## DATA TO EXAMINE
○ ○ ○
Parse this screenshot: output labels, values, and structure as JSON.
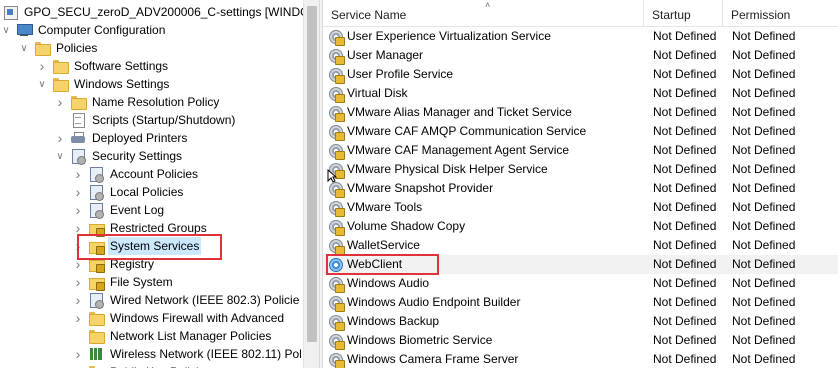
{
  "tree": {
    "items": [
      {
        "label": "GPO_SECU_zeroD_ADV200006_C-settings [WINDOW",
        "icon": "gpo-icon",
        "expander": ""
      },
      {
        "label": "Computer Configuration",
        "icon": "computer-icon",
        "expander": "expanded"
      },
      {
        "label": "Policies",
        "icon": "folder-icon",
        "expander": "expanded"
      },
      {
        "label": "Software Settings",
        "icon": "folder-icon",
        "expander": "collapsed"
      },
      {
        "label": "Windows Settings",
        "icon": "folder-icon",
        "expander": "expanded"
      },
      {
        "label": "Name Resolution Policy",
        "icon": "folder-icon",
        "expander": "collapsed"
      },
      {
        "label": "Scripts (Startup/Shutdown)",
        "icon": "document-icon",
        "expander": ""
      },
      {
        "label": "Deployed Printers",
        "icon": "printer-icon",
        "expander": "collapsed"
      },
      {
        "label": "Security Settings",
        "icon": "policy-icon",
        "expander": "expanded"
      },
      {
        "label": "Account Policies",
        "icon": "policy-icon",
        "expander": "collapsed"
      },
      {
        "label": "Local Policies",
        "icon": "policy-icon",
        "expander": "collapsed"
      },
      {
        "label": "Event Log",
        "icon": "policy-icon",
        "expander": "collapsed"
      },
      {
        "label": "Restricted Groups",
        "icon": "lock-folder-icon",
        "expander": "collapsed"
      },
      {
        "label": "System Services",
        "icon": "lock-folder-icon",
        "expander": "collapsed"
      },
      {
        "label": "Registry",
        "icon": "lock-folder-icon",
        "expander": "collapsed"
      },
      {
        "label": "File System",
        "icon": "lock-folder-icon",
        "expander": "collapsed"
      },
      {
        "label": "Wired Network (IEEE 802.3) Policie",
        "icon": "policy-icon",
        "expander": "collapsed"
      },
      {
        "label": "Windows Firewall with Advanced",
        "icon": "folder-icon",
        "expander": "collapsed"
      },
      {
        "label": "Network List Manager Policies",
        "icon": "folder-icon",
        "expander": ""
      },
      {
        "label": "Wireless Network (IEEE 802.11) Pol",
        "icon": "bars-icon",
        "expander": "collapsed"
      },
      {
        "label": "Public Key Policies",
        "icon": "folder-icon",
        "expander": "collapsed"
      }
    ],
    "selected_label": "System Services"
  },
  "list": {
    "columns": {
      "name": "Service Name",
      "startup": "Startup",
      "permission": "Permission"
    },
    "rows": [
      {
        "name": "User Experience Virtualization Service",
        "startup": "Not Defined",
        "permission": "Not Defined"
      },
      {
        "name": "User Manager",
        "startup": "Not Defined",
        "permission": "Not Defined"
      },
      {
        "name": "User Profile Service",
        "startup": "Not Defined",
        "permission": "Not Defined"
      },
      {
        "name": "Virtual Disk",
        "startup": "Not Defined",
        "permission": "Not Defined"
      },
      {
        "name": "VMware Alias Manager and Ticket Service",
        "startup": "Not Defined",
        "permission": "Not Defined"
      },
      {
        "name": "VMware CAF AMQP Communication Service",
        "startup": "Not Defined",
        "permission": "Not Defined"
      },
      {
        "name": "VMware CAF Management Agent Service",
        "startup": "Not Defined",
        "permission": "Not Defined"
      },
      {
        "name": "VMware Physical Disk Helper Service",
        "startup": "Not Defined",
        "permission": "Not Defined"
      },
      {
        "name": "VMware Snapshot Provider",
        "startup": "Not Defined",
        "permission": "Not Defined"
      },
      {
        "name": "VMware Tools",
        "startup": "Not Defined",
        "permission": "Not Defined"
      },
      {
        "name": "Volume Shadow Copy",
        "startup": "Not Defined",
        "permission": "Not Defined"
      },
      {
        "name": "WalletService",
        "startup": "Not Defined",
        "permission": "Not Defined"
      },
      {
        "name": "WebClient",
        "startup": "Not Defined",
        "permission": "Not Defined"
      },
      {
        "name": "Windows Audio",
        "startup": "Not Defined",
        "permission": "Not Defined"
      },
      {
        "name": "Windows Audio Endpoint Builder",
        "startup": "Not Defined",
        "permission": "Not Defined"
      },
      {
        "name": "Windows Backup",
        "startup": "Not Defined",
        "permission": "Not Defined"
      },
      {
        "name": "Windows Biometric Service",
        "startup": "Not Defined",
        "permission": "Not Defined"
      },
      {
        "name": "Windows Camera Frame Server",
        "startup": "Not Defined",
        "permission": "Not Defined"
      }
    ],
    "highlighted_name": "WebClient"
  },
  "colors": {
    "annotation": "#e0323a",
    "selection": "#cce8ff"
  }
}
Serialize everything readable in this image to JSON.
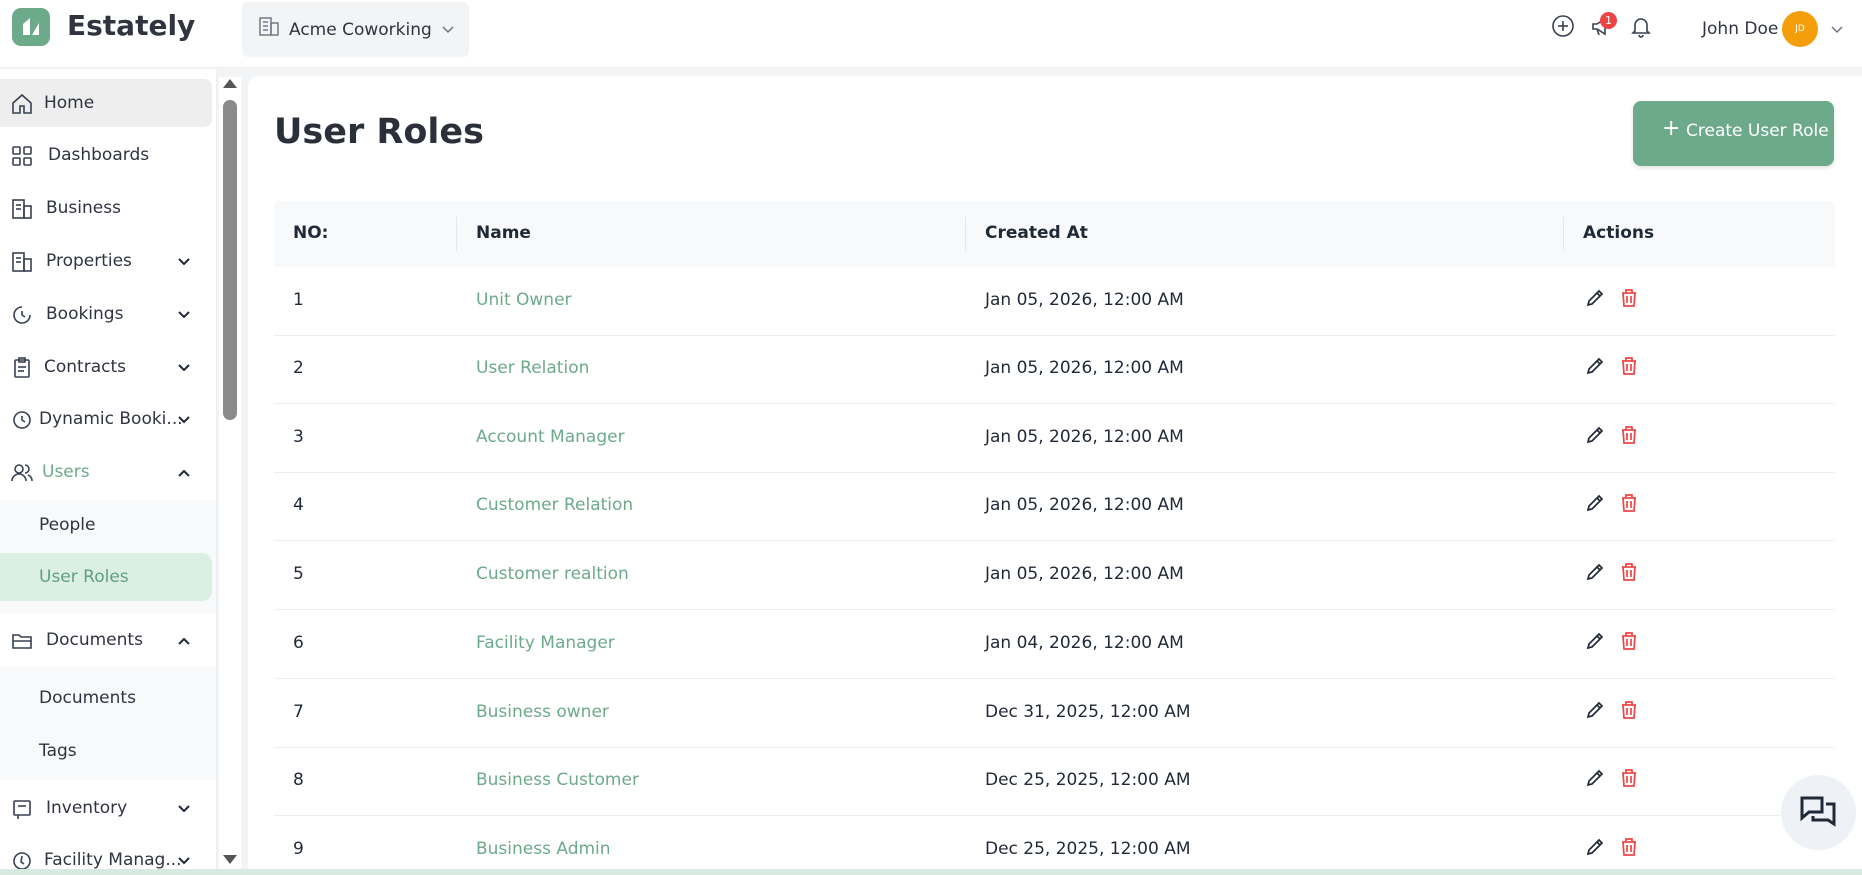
{
  "app": {
    "brand": "Estately"
  },
  "header": {
    "workspace": "Acme Coworking",
    "notification_badge": "1",
    "user_name": "John Doe",
    "avatar_initials": "JD"
  },
  "sidebar": {
    "items": [
      {
        "label": "Home",
        "icon": "home-icon"
      },
      {
        "label": "Dashboards",
        "icon": "grid-icon"
      },
      {
        "label": "Business",
        "icon": "building-icon"
      },
      {
        "label": "Properties",
        "icon": "building-icon"
      },
      {
        "label": "Bookings",
        "icon": "clock-icon"
      },
      {
        "label": "Contracts",
        "icon": "contract-icon"
      },
      {
        "label": "Dynamic Booki...",
        "icon": "clock-icon"
      },
      {
        "label": "Users",
        "icon": "users-icon"
      },
      {
        "label": "Documents",
        "icon": "folder-icon"
      },
      {
        "label": "Inventory",
        "icon": "inventory-icon"
      },
      {
        "label": "Facility Manag...",
        "icon": "facility-icon"
      }
    ],
    "users_sub": [
      {
        "label": "People"
      },
      {
        "label": "User Roles"
      }
    ],
    "documents_sub": [
      {
        "label": "Documents"
      },
      {
        "label": "Tags"
      }
    ]
  },
  "main": {
    "title": "User Roles",
    "create_button": "Create User Role",
    "columns": [
      "NO:",
      "Name",
      "Created At",
      "Actions"
    ],
    "rows": [
      {
        "no": "1",
        "name": "Unit Owner",
        "created": "Jan 05, 2026, 12:00 AM"
      },
      {
        "no": "2",
        "name": "User Relation",
        "created": "Jan 05, 2026, 12:00 AM"
      },
      {
        "no": "3",
        "name": "Account Manager",
        "created": "Jan 05, 2026, 12:00 AM"
      },
      {
        "no": "4",
        "name": "Customer Relation",
        "created": "Jan 05, 2026, 12:00 AM"
      },
      {
        "no": "5",
        "name": "Customer realtion",
        "created": "Jan 05, 2026, 12:00 AM"
      },
      {
        "no": "6",
        "name": "Facility Manager",
        "created": "Jan 04, 2026, 12:00 AM"
      },
      {
        "no": "7",
        "name": "Business owner",
        "created": "Dec 31, 2025, 12:00 AM"
      },
      {
        "no": "8",
        "name": "Business Customer",
        "created": "Dec 25, 2025, 12:00 AM"
      },
      {
        "no": "9",
        "name": "Business Admin",
        "created": "Dec 25, 2025, 12:00 AM"
      }
    ]
  },
  "colors": {
    "accent": "#6daa8a",
    "danger": "#ef4444",
    "avatar": "#f59e0b"
  }
}
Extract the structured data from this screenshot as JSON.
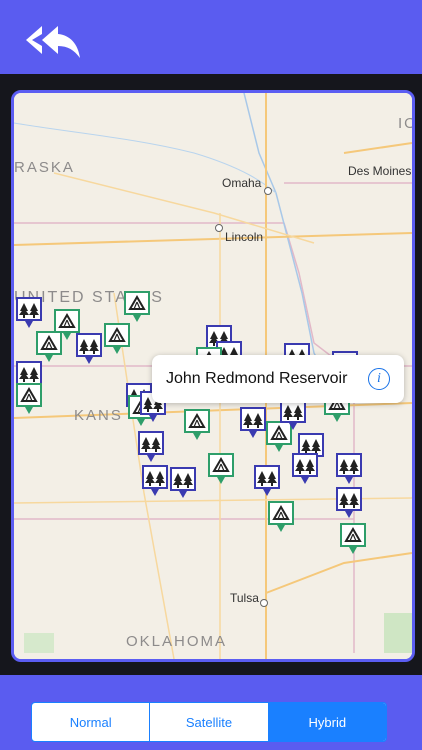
{
  "nav": {
    "back_icon": "double-reply-arrow-icon"
  },
  "map": {
    "region_labels": [
      "RASKA",
      "UNITED STATES",
      "KANS",
      "OKLAHOMA",
      "IO"
    ],
    "cities": [
      "Omaha",
      "Lincoln",
      "Des Moines",
      "Tulsa"
    ],
    "marker_types": [
      "camping-tent-icon",
      "pine-trees-icon"
    ],
    "colors": {
      "tent_marker": "#2e9e6a",
      "tree_marker": "#3a3ab0",
      "accent": "#5a5cf0"
    }
  },
  "callout": {
    "title": "John Redmond Reservoir",
    "info_icon": "info-icon"
  },
  "map_type": {
    "options": [
      "Normal",
      "Satellite",
      "Hybrid"
    ],
    "selected": "Hybrid"
  }
}
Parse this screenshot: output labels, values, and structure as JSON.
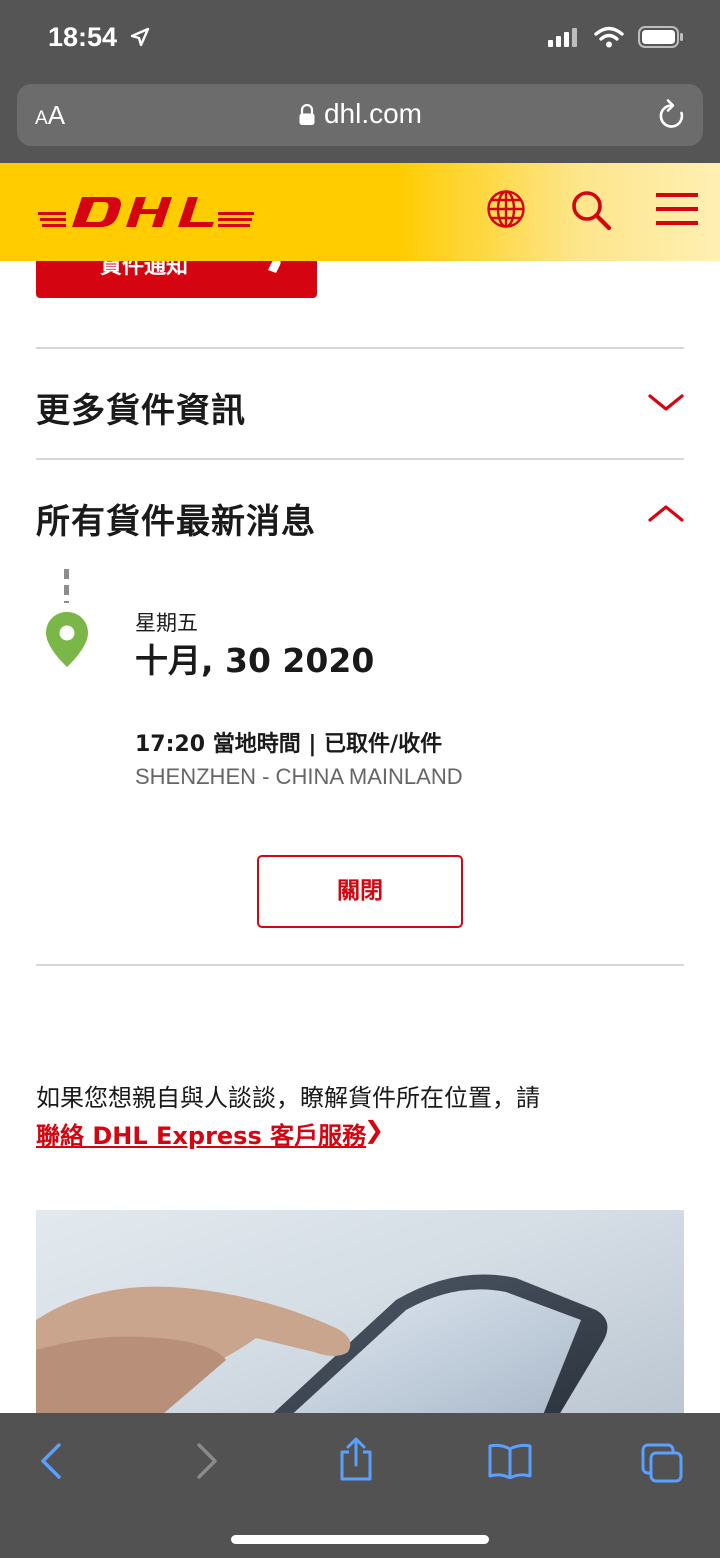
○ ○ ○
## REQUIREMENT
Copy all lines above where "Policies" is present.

## RESULT FOR THIS TASK
        "label": "Policies",
        "label": "Account Policies",
        "label": "Local Policies",
        "label": "Network List Manager Policies",
        "label": "Public Key Policies",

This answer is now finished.